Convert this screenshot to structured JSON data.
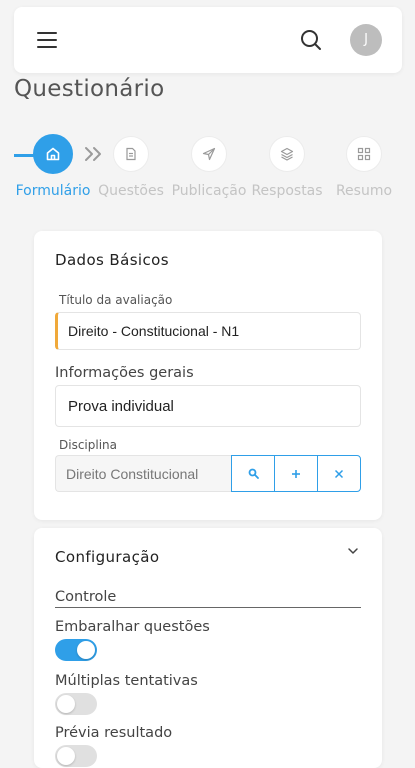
{
  "header": {
    "menu_icon": "hamburger-menu-icon",
    "search_icon": "search-icon",
    "avatar_initial": "J"
  },
  "page": {
    "title": "Questionário"
  },
  "stepper": {
    "active_color": "#2f9fe8",
    "steps": [
      {
        "label": "Formulário",
        "icon": "home-icon",
        "active": true
      },
      {
        "label": "Questões",
        "icon": "document-icon",
        "active": false
      },
      {
        "label": "Publicação",
        "icon": "send-icon",
        "active": false
      },
      {
        "label": "Respostas",
        "icon": "layers-icon",
        "active": false
      },
      {
        "label": "Resumo",
        "icon": "grid-icon",
        "active": false
      }
    ]
  },
  "basic": {
    "title": "Dados Básicos",
    "eval_title_label": "Título da avaliação",
    "eval_title_value": "Direito - Constitucional - N1",
    "info_label": "Informações gerais",
    "info_value": "Prova individual",
    "discipline_label": "Disciplina",
    "discipline_value": "Direito Constitucional",
    "accent_color": "#f0a93a"
  },
  "config": {
    "title": "Configuração",
    "control_label": "Controle",
    "toggles": [
      {
        "label": "Embaralhar questões",
        "on": true
      },
      {
        "label": "Múltiplas tentativas",
        "on": false
      },
      {
        "label": "Prévia resultado",
        "on": false
      }
    ]
  }
}
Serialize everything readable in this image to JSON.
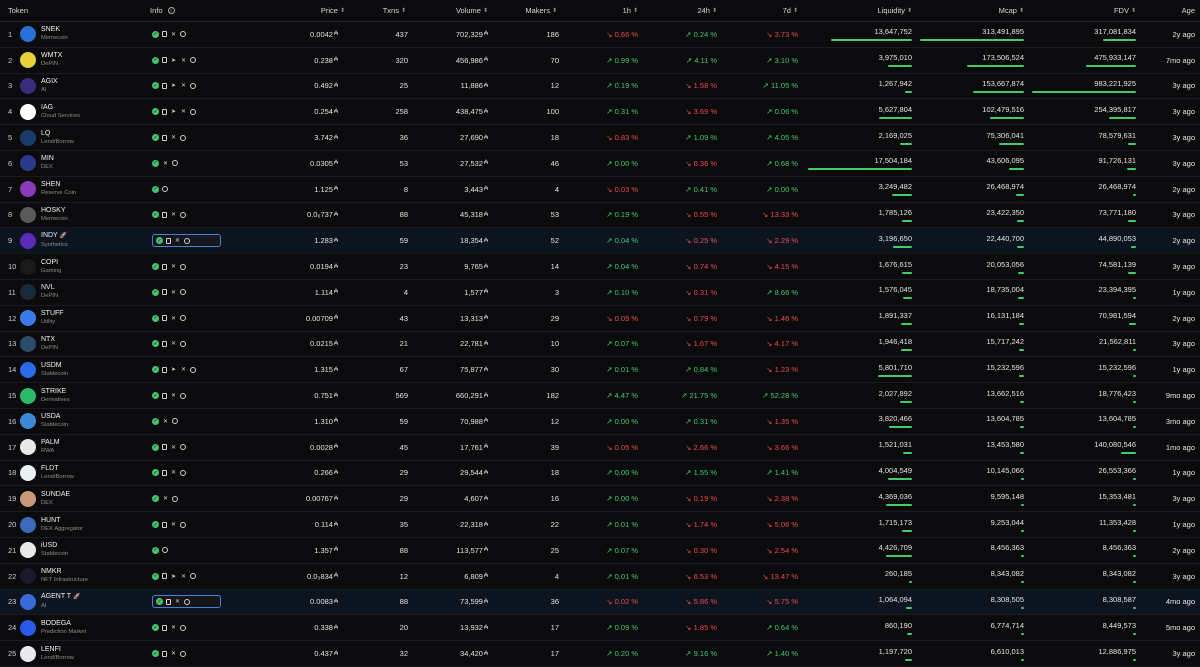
{
  "columns": {
    "token": "Token",
    "info": "Info",
    "price": "Price",
    "txns": "Txns",
    "volume": "Volume",
    "makers": "Makers",
    "h1": "1h",
    "h24": "24h",
    "d7": "7d",
    "liquidity": "Liquidity",
    "mcap": "Mcap",
    "fdv": "FDV",
    "age": "Age"
  },
  "colors": {
    "positive": "#3fcc6a",
    "negative": "#ee4b4b",
    "bar": "#3fcc6a",
    "highlight_border": "#4a7fd0"
  },
  "rows": [
    {
      "rank": "1",
      "symbol": "SNEK",
      "category": "Memecoin",
      "logo": "#2a6fd6",
      "icons": [
        "check",
        "doc",
        "x",
        "globe"
      ],
      "price": "0.0042",
      "txns": "437",
      "volume": "702,329",
      "makers": "186",
      "h1": "0.66 %",
      "h1_dir": "down",
      "h24": "0.24 %",
      "h24_dir": "up",
      "d7": "3.73 %",
      "d7_dir": "down",
      "liquidity": "13,647,752",
      "liq_frac": 0.78,
      "mcap": "313,491,895",
      "mcap_frac": 1.0,
      "fdv": "317,081,834",
      "fdv_frac": 0.32,
      "age": "2y ago"
    },
    {
      "rank": "2",
      "symbol": "WMTX",
      "category": "DePIN",
      "logo": "#e8d33a",
      "icons": [
        "check",
        "doc",
        "telegram",
        "x",
        "globe"
      ],
      "price": "0.238",
      "txns": "320",
      "volume": "456,986",
      "makers": "70",
      "h1": "0.99 %",
      "h1_dir": "up",
      "h24": "4.11 %",
      "h24_dir": "up",
      "d7": "3.10 %",
      "d7_dir": "up",
      "liquidity": "3,975,010",
      "liq_frac": 0.23,
      "mcap": "173,506,524",
      "mcap_frac": 0.55,
      "fdv": "475,933,147",
      "fdv_frac": 0.48,
      "age": "7mo ago"
    },
    {
      "rank": "3",
      "symbol": "AGIX",
      "category": "AI",
      "logo": "#3a2a7a",
      "icons": [
        "check",
        "doc",
        "telegram",
        "x",
        "globe"
      ],
      "price": "0.492",
      "txns": "25",
      "volume": "11,886",
      "makers": "12",
      "h1": "0.19 %",
      "h1_dir": "up",
      "h24": "1.58 %",
      "h24_dir": "down",
      "d7": "11.05 %",
      "d7_dir": "up",
      "liquidity": "1,267,942",
      "liq_frac": 0.07,
      "mcap": "153,667,874",
      "mcap_frac": 0.49,
      "fdv": "983,221,925",
      "fdv_frac": 1.0,
      "age": "3y ago"
    },
    {
      "rank": "4",
      "symbol": "IAG",
      "category": "Cloud Services",
      "logo": "#ffffff",
      "icons": [
        "check",
        "doc",
        "telegram",
        "x",
        "globe"
      ],
      "price": "0.254",
      "txns": "258",
      "volume": "438,475",
      "makers": "100",
      "h1": "0.31 %",
      "h1_dir": "up",
      "h24": "3.69 %",
      "h24_dir": "down",
      "d7": "0.06 %",
      "d7_dir": "up",
      "liquidity": "5,627,804",
      "liq_frac": 0.32,
      "mcap": "102,479,516",
      "mcap_frac": 0.33,
      "fdv": "254,395,817",
      "fdv_frac": 0.26,
      "age": "3y ago"
    },
    {
      "rank": "5",
      "symbol": "LQ",
      "category": "Lend/Borrow",
      "logo": "#1a3a6a",
      "icons": [
        "check",
        "doc",
        "x",
        "globe"
      ],
      "price": "3.742",
      "txns": "36",
      "volume": "27,690",
      "makers": "18",
      "h1": "0.83 %",
      "h1_dir": "down",
      "h24": "1.09 %",
      "h24_dir": "up",
      "d7": "4.05 %",
      "d7_dir": "up",
      "liquidity": "2,169,025",
      "liq_frac": 0.12,
      "mcap": "75,306,041",
      "mcap_frac": 0.24,
      "fdv": "78,579,631",
      "fdv_frac": 0.08,
      "age": "3y ago"
    },
    {
      "rank": "6",
      "symbol": "MIN",
      "category": "DEX",
      "logo": "#2a3a8a",
      "icons": [
        "check",
        "x",
        "globe"
      ],
      "price": "0.0305",
      "txns": "53",
      "volume": "27,532",
      "makers": "46",
      "h1": "0.00 %",
      "h1_dir": "up",
      "h24": "0.36 %",
      "h24_dir": "down",
      "d7": "0.68 %",
      "d7_dir": "up",
      "liquidity": "17,504,184",
      "liq_frac": 1.0,
      "mcap": "43,606,095",
      "mcap_frac": 0.14,
      "fdv": "91,726,131",
      "fdv_frac": 0.09,
      "age": "3y ago"
    },
    {
      "rank": "7",
      "symbol": "SHEN",
      "category": "Reserve Coin",
      "logo": "#8a3ab8",
      "icons": [
        "check",
        "globe"
      ],
      "price": "1.125",
      "txns": "8",
      "volume": "3,443",
      "makers": "4",
      "h1": "0.03 %",
      "h1_dir": "down",
      "h24": "0.41 %",
      "h24_dir": "up",
      "d7": "0.00 %",
      "d7_dir": "up",
      "liquidity": "3,249,482",
      "liq_frac": 0.19,
      "mcap": "26,468,974",
      "mcap_frac": 0.08,
      "fdv": "26,468,974",
      "fdv_frac": 0.03,
      "age": "2y ago"
    },
    {
      "rank": "8",
      "symbol": "HOSKY",
      "category": "Memecoin",
      "logo": "#5a5a5a",
      "icons": [
        "check",
        "doc",
        "x",
        "globe"
      ],
      "price": "0.0₆737",
      "txns": "88",
      "volume": "45,318",
      "makers": "53",
      "h1": "0.19 %",
      "h1_dir": "up",
      "h24": "0.55 %",
      "h24_dir": "down",
      "d7": "13.33 %",
      "d7_dir": "down",
      "liquidity": "1,785,126",
      "liq_frac": 0.1,
      "mcap": "23,422,350",
      "mcap_frac": 0.07,
      "fdv": "73,771,180",
      "fdv_frac": 0.08,
      "age": "3y ago"
    },
    {
      "rank": "9",
      "symbol": "INDY",
      "category": "Synthetics",
      "logo": "#5a2ab8",
      "rocket": true,
      "selected": true,
      "icons": [
        "check",
        "doc",
        "x",
        "globe"
      ],
      "price": "1.283",
      "txns": "59",
      "volume": "18,354",
      "makers": "52",
      "h1": "0.04 %",
      "h1_dir": "up",
      "h24": "0.25 %",
      "h24_dir": "down",
      "d7": "2.29 %",
      "d7_dir": "down",
      "liquidity": "3,196,650",
      "liq_frac": 0.18,
      "mcap": "22,440,700",
      "mcap_frac": 0.07,
      "fdv": "44,890,053",
      "fdv_frac": 0.05,
      "age": "2y ago"
    },
    {
      "rank": "10",
      "symbol": "COPI",
      "category": "Gaming",
      "logo": "#1a1a1a",
      "icons": [
        "check",
        "doc",
        "x",
        "globe"
      ],
      "price": "0.0194",
      "txns": "23",
      "volume": "9,765",
      "makers": "14",
      "h1": "0.04 %",
      "h1_dir": "up",
      "h24": "0.74 %",
      "h24_dir": "down",
      "d7": "4.15 %",
      "d7_dir": "down",
      "liquidity": "1,676,615",
      "liq_frac": 0.1,
      "mcap": "20,053,056",
      "mcap_frac": 0.06,
      "fdv": "74,581,139",
      "fdv_frac": 0.08,
      "age": "3y ago"
    },
    {
      "rank": "11",
      "symbol": "NVL",
      "category": "DePIN",
      "logo": "#1a2a3a",
      "icons": [
        "check",
        "doc",
        "x",
        "globe"
      ],
      "price": "1.114",
      "txns": "4",
      "volume": "1,577",
      "makers": "3",
      "h1": "0.10 %",
      "h1_dir": "up",
      "h24": "0.31 %",
      "h24_dir": "down",
      "d7": "8.66 %",
      "d7_dir": "up",
      "liquidity": "1,576,045",
      "liq_frac": 0.09,
      "mcap": "18,735,004",
      "mcap_frac": 0.06,
      "fdv": "23,394,395",
      "fdv_frac": 0.02,
      "age": "1y ago"
    },
    {
      "rank": "12",
      "symbol": "STUFF",
      "category": "Utility",
      "logo": "#3a7ae8",
      "icons": [
        "check",
        "doc",
        "x",
        "globe"
      ],
      "price": "0.00709",
      "txns": "43",
      "volume": "13,313",
      "makers": "29",
      "h1": "0.09 %",
      "h1_dir": "down",
      "h24": "0.79 %",
      "h24_dir": "down",
      "d7": "1.46 %",
      "d7_dir": "down",
      "liquidity": "1,891,337",
      "liq_frac": 0.11,
      "mcap": "16,131,184",
      "mcap_frac": 0.05,
      "fdv": "70,981,594",
      "fdv_frac": 0.07,
      "age": "2y ago"
    },
    {
      "rank": "13",
      "symbol": "NTX",
      "category": "DePIN",
      "logo": "#2a4a6a",
      "icons": [
        "check",
        "doc",
        "x",
        "globe"
      ],
      "price": "0.0215",
      "txns": "21",
      "volume": "22,781",
      "makers": "10",
      "h1": "0.07 %",
      "h1_dir": "up",
      "h24": "1.67 %",
      "h24_dir": "down",
      "d7": "4.17 %",
      "d7_dir": "down",
      "liquidity": "1,946,418",
      "liq_frac": 0.11,
      "mcap": "15,717,242",
      "mcap_frac": 0.05,
      "fdv": "21,562,811",
      "fdv_frac": 0.02,
      "age": "3y ago"
    },
    {
      "rank": "14",
      "symbol": "USDM",
      "category": "Stablecoin",
      "logo": "#2a6ae8",
      "icons": [
        "check",
        "doc",
        "telegram",
        "x",
        "globe"
      ],
      "price": "1.315",
      "txns": "67",
      "volume": "75,877",
      "makers": "30",
      "h1": "0.01 %",
      "h1_dir": "up",
      "h24": "0.84 %",
      "h24_dir": "up",
      "d7": "1.23 %",
      "d7_dir": "down",
      "liquidity": "5,801,710",
      "liq_frac": 0.33,
      "mcap": "15,232,596",
      "mcap_frac": 0.05,
      "fdv": "15,232,596",
      "fdv_frac": 0.02,
      "age": "1y ago"
    },
    {
      "rank": "15",
      "symbol": "STRIKE",
      "category": "Derivatives",
      "logo": "#2ab86a",
      "icons": [
        "check",
        "doc",
        "x",
        "globe"
      ],
      "price": "0.751",
      "txns": "569",
      "volume": "660,291",
      "makers": "182",
      "h1": "4.47 %",
      "h1_dir": "up",
      "h24": "21.75 %",
      "h24_dir": "up",
      "d7": "52.28 %",
      "d7_dir": "up",
      "liquidity": "2,027,892",
      "liq_frac": 0.12,
      "mcap": "13,662,516",
      "mcap_frac": 0.04,
      "fdv": "18,776,423",
      "fdv_frac": 0.02,
      "age": "9mo ago"
    },
    {
      "rank": "16",
      "symbol": "USDA",
      "category": "Stablecoin",
      "logo": "#3a8ad8",
      "icons": [
        "check",
        "x",
        "globe"
      ],
      "price": "1.310",
      "txns": "59",
      "volume": "70,988",
      "makers": "12",
      "h1": "0.00 %",
      "h1_dir": "up",
      "h24": "0.31 %",
      "h24_dir": "up",
      "d7": "1.35 %",
      "d7_dir": "down",
      "liquidity": "3,820,466",
      "liq_frac": 0.22,
      "mcap": "13,604,785",
      "mcap_frac": 0.04,
      "fdv": "13,604,785",
      "fdv_frac": 0.01,
      "age": "3mo ago"
    },
    {
      "rank": "17",
      "symbol": "PALM",
      "category": "RWA",
      "logo": "#e8e8e8",
      "icons": [
        "check",
        "doc",
        "x",
        "globe"
      ],
      "price": "0.0028",
      "txns": "45",
      "volume": "17,761",
      "makers": "39",
      "h1": "0.05 %",
      "h1_dir": "down",
      "h24": "2.66 %",
      "h24_dir": "down",
      "d7": "3.66 %",
      "d7_dir": "down",
      "liquidity": "1,521,031",
      "liq_frac": 0.09,
      "mcap": "13,453,580",
      "mcap_frac": 0.04,
      "fdv": "140,080,546",
      "fdv_frac": 0.14,
      "age": "1mo ago"
    },
    {
      "rank": "18",
      "symbol": "FLDT",
      "category": "Lend/Borrow",
      "logo": "#e8f0f0",
      "icons": [
        "check",
        "doc",
        "x",
        "globe"
      ],
      "price": "0.266",
      "txns": "29",
      "volume": "29,544",
      "makers": "18",
      "h1": "0.00 %",
      "h1_dir": "up",
      "h24": "1.55 %",
      "h24_dir": "up",
      "d7": "1.41 %",
      "d7_dir": "up",
      "liquidity": "4,004,549",
      "liq_frac": 0.23,
      "mcap": "10,145,066",
      "mcap_frac": 0.03,
      "fdv": "26,553,366",
      "fdv_frac": 0.03,
      "age": "1y ago"
    },
    {
      "rank": "19",
      "symbol": "SUNDAE",
      "category": "DEX",
      "logo": "#c89a7a",
      "icons": [
        "check",
        "x",
        "globe"
      ],
      "price": "0.00767",
      "txns": "29",
      "volume": "4,607",
      "makers": "16",
      "h1": "0.00 %",
      "h1_dir": "up",
      "h24": "0.19 %",
      "h24_dir": "down",
      "d7": "2.38 %",
      "d7_dir": "down",
      "liquidity": "4,369,036",
      "liq_frac": 0.25,
      "mcap": "9,595,148",
      "mcap_frac": 0.03,
      "fdv": "15,353,481",
      "fdv_frac": 0.02,
      "age": "3y ago"
    },
    {
      "rank": "20",
      "symbol": "HUNT",
      "category": "DEX Aggregator",
      "logo": "#3a6ab8",
      "icons": [
        "check",
        "doc",
        "x",
        "globe"
      ],
      "price": "0.114",
      "txns": "35",
      "volume": "22,318",
      "makers": "22",
      "h1": "0.01 %",
      "h1_dir": "up",
      "h24": "1.74 %",
      "h24_dir": "down",
      "d7": "5.06 %",
      "d7_dir": "down",
      "liquidity": "1,715,173",
      "liq_frac": 0.1,
      "mcap": "9,253,044",
      "mcap_frac": 0.03,
      "fdv": "11,353,428",
      "fdv_frac": 0.01,
      "age": "1y ago"
    },
    {
      "rank": "21",
      "symbol": "iUSD",
      "category": "Stablecoin",
      "logo": "#e8e8e8",
      "icons": [
        "check",
        "globe"
      ],
      "price": "1.357",
      "txns": "88",
      "volume": "113,577",
      "makers": "25",
      "h1": "0.07 %",
      "h1_dir": "up",
      "h24": "0.30 %",
      "h24_dir": "down",
      "d7": "2.54 %",
      "d7_dir": "down",
      "liquidity": "4,426,709",
      "liq_frac": 0.25,
      "mcap": "8,456,363",
      "mcap_frac": 0.03,
      "fdv": "8,456,363",
      "fdv_frac": 0.01,
      "age": "2y ago"
    },
    {
      "rank": "22",
      "symbol": "NMKR",
      "category": "NFT Infrastructure",
      "logo": "#1a1a2a",
      "icons": [
        "check",
        "doc",
        "telegram",
        "x",
        "globe"
      ],
      "price": "0.0₃834",
      "txns": "12",
      "volume": "6,809",
      "makers": "4",
      "h1": "0.01 %",
      "h1_dir": "up",
      "h24": "6.53 %",
      "h24_dir": "down",
      "d7": "13.47 %",
      "d7_dir": "down",
      "liquidity": "260,185",
      "liq_frac": 0.02,
      "mcap": "8,343,082",
      "mcap_frac": 0.03,
      "fdv": "8,343,082",
      "fdv_frac": 0.01,
      "age": "3y ago"
    },
    {
      "rank": "23",
      "symbol": "AGENT T",
      "category": "AI",
      "logo": "#3a6ad8",
      "rocket": true,
      "selected": true,
      "icons": [
        "check",
        "doc",
        "x",
        "globe"
      ],
      "price": "0.0083",
      "txns": "88",
      "volume": "73,599",
      "makers": "36",
      "h1": "0.02 %",
      "h1_dir": "down",
      "h24": "5.86 %",
      "h24_dir": "down",
      "d7": "5.75 %",
      "d7_dir": "down",
      "liquidity": "1,064,094",
      "liq_frac": 0.06,
      "mcap": "8,308,505",
      "mcap_frac": 0.03,
      "fdv": "8,308,587",
      "fdv_frac": 0.01,
      "age": "4mo ago"
    },
    {
      "rank": "24",
      "symbol": "BODEGA",
      "category": "Prediction Market",
      "logo": "#2a5ae8",
      "icons": [
        "check",
        "doc",
        "x",
        "globe"
      ],
      "price": "0.338",
      "txns": "20",
      "volume": "13,932",
      "makers": "17",
      "h1": "0.09 %",
      "h1_dir": "up",
      "h24": "1.85 %",
      "h24_dir": "down",
      "d7": "0.64 %",
      "d7_dir": "up",
      "liquidity": "860,190",
      "liq_frac": 0.05,
      "mcap": "6,774,714",
      "mcap_frac": 0.02,
      "fdv": "8,449,573",
      "fdv_frac": 0.01,
      "age": "5mo ago"
    },
    {
      "rank": "25",
      "symbol": "LENFI",
      "category": "Lend/Borrow",
      "logo": "#e8e8f0",
      "icons": [
        "check",
        "doc",
        "x",
        "globe"
      ],
      "price": "0.437",
      "txns": "32",
      "volume": "34,420",
      "makers": "17",
      "h1": "0.20 %",
      "h1_dir": "up",
      "h24": "9.16 %",
      "h24_dir": "up",
      "d7": "1.40 %",
      "d7_dir": "up",
      "liquidity": "1,197,720",
      "liq_frac": 0.07,
      "mcap": "6,610,013",
      "mcap_frac": 0.02,
      "fdv": "12,886,975",
      "fdv_frac": 0.01,
      "age": "3y ago"
    }
  ]
}
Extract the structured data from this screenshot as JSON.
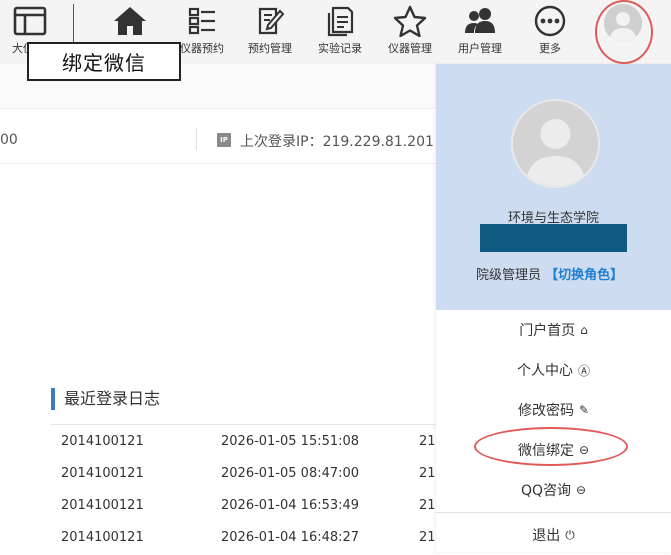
{
  "toolbar": {
    "items": [
      {
        "label": "大仪",
        "icon": "dashboard-window-icon"
      },
      {
        "label": "首页",
        "icon": "home-icon"
      },
      {
        "label": "仪器预约",
        "icon": "list-icon"
      },
      {
        "label": "预约管理",
        "icon": "edit-document-icon"
      },
      {
        "label": "实验记录",
        "icon": "record-document-icon"
      },
      {
        "label": "仪器管理",
        "icon": "star-icon"
      },
      {
        "label": "用户管理",
        "icon": "users-icon"
      },
      {
        "label": "更多",
        "icon": "more-icon"
      }
    ],
    "overlay_label": "绑定微信"
  },
  "info": {
    "left_fragment": "00",
    "ip_badge": "IP",
    "last_login_ip_label": "上次登录IP：",
    "last_login_ip": "219.229.81.201"
  },
  "login_log": {
    "title": "最近登录日志",
    "rows": [
      {
        "account": "2014100121",
        "time": "2026-01-05 15:51:08",
        "ip_fragment": "21"
      },
      {
        "account": "2014100121",
        "time": "2026-01-05 08:47:00",
        "ip_fragment": "21"
      },
      {
        "account": "2014100121",
        "time": "2026-01-04 16:53:49",
        "ip_fragment": "21"
      },
      {
        "account": "2014100121",
        "time": "2026-01-04 16:48:27",
        "ip_fragment": "21"
      }
    ]
  },
  "user_panel": {
    "department": "环境与生态学院",
    "role": "院级管理员",
    "switch_role": "【切换角色】",
    "menu": [
      {
        "label": "门户首页",
        "icon": "home-icon",
        "glyph": "⌂"
      },
      {
        "label": "个人中心",
        "icon": "user-circle-icon",
        "glyph": "Ⓐ"
      },
      {
        "label": "修改密码",
        "icon": "pencil-icon",
        "glyph": "✎"
      },
      {
        "label": "微信绑定",
        "icon": "wechat-icon",
        "glyph": "⊖"
      },
      {
        "label": "QQ咨询",
        "icon": "qq-icon",
        "glyph": "⊖"
      },
      {
        "label": "退出",
        "icon": "power-icon",
        "glyph": "⏻"
      }
    ]
  },
  "colors": {
    "accent": "#3c7cc0",
    "panel_bg": "#cddcf0",
    "highlight_ring": "#e05a5a",
    "redaction": "#0e5a80",
    "switch_role": "#1f7fd0"
  }
}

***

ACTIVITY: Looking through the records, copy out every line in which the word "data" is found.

YOUR SOLUTION:
Convert this screenshot to structured JSON data.
Extract the structured data from this screenshot as JSON.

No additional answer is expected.